Some of the painting required standing on a… well the Turkish word is ‘eşek’ which means ‘donkey’, but I wasn’t standing on a donkey per se, it was a large (and heavy) plank of wood. At one end it rested on our tall ladder, near the top, and at the other at the top of our number two ladder. The plank is long and in the middle, in its former life in the house, there were two large nails driven into it, now there are only holes – splintered and gaping holes. Not the most comforting thing when you are standing in the middle, two meters off the cement floor, painting and the action of painting is causing a bouncing motion.

“Hmm,” says I, “will this action encourage the eşek to part company in the middle….”

Everything was going well. I painted. I plastered. I fitted a light and a switch in the wood store and another one under the opposite stairs.

The problem came with the cleaning. Now I am not saying this to get out of cleaning. Cleaning is good – there is a certain satisfaction of starting with a mess and cluttered area and ending with a clean and orderly space. The problem is you need to use the broom.

Now it doesn’t sound like a challenge does it?

Only a wimp would have trouble with a wee broom.

But there you have it. I grabbed the broom to commence sweeping and the pain was immediately apparent. I thought it would pass. It didn’t. I wanted to let go of the broom. I did.

The broom is not special. It is a normal, cheap, standard broom with a plastic head and plastic bristles. The handle is made up of a light weight, hollow metal tube. It was left in the courtyard – awaiting the time I would use it.

Lying there, minding it’s own business, doing nothing clever, enjoying the sun, soaking up the rays, tanning if you will.

It was the ‘soaking up of the rays’ that was causing my discomfort. The handle was, well, too hot to handle. I didn’t think I was a wimp, but I can’t hold a broom!


So I decided to move the ladder so as to be ready to clean under where it stood when the broom, now sequestered in the shade should cool off somewhat and the handle become handleable. I walk over to the tall ladder – and it is tall. I grasp the ladder in two hands. Or should I say, I grasp the aluminium ladder that has been basking in the sun with my two hands.

I didn’t take it far.
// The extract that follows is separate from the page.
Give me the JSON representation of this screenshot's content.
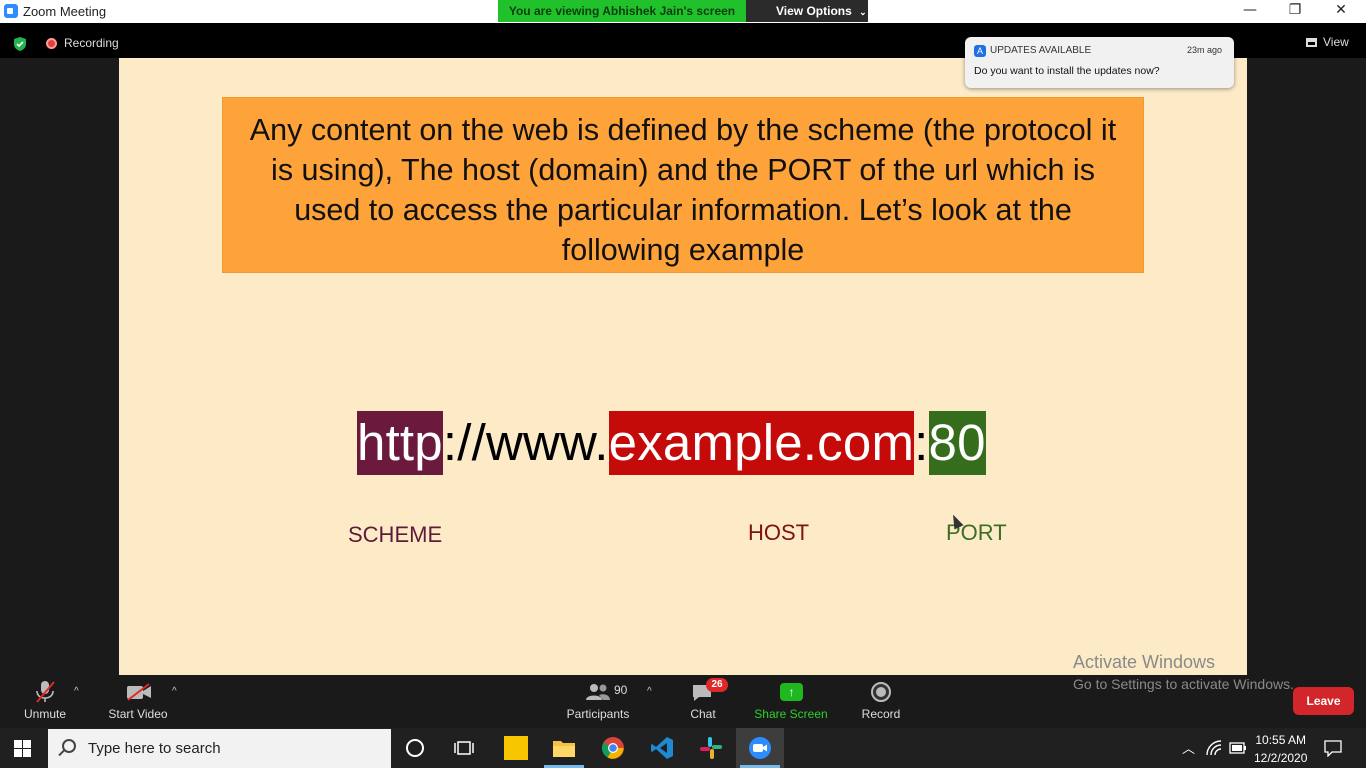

It, too, had been ‘soaking up the rays’. It, too, had a way of communicating with my hands that was hard to ignore. Very hard to ignore. It too was too hot to handle.

Okay, maybe I am a wimp.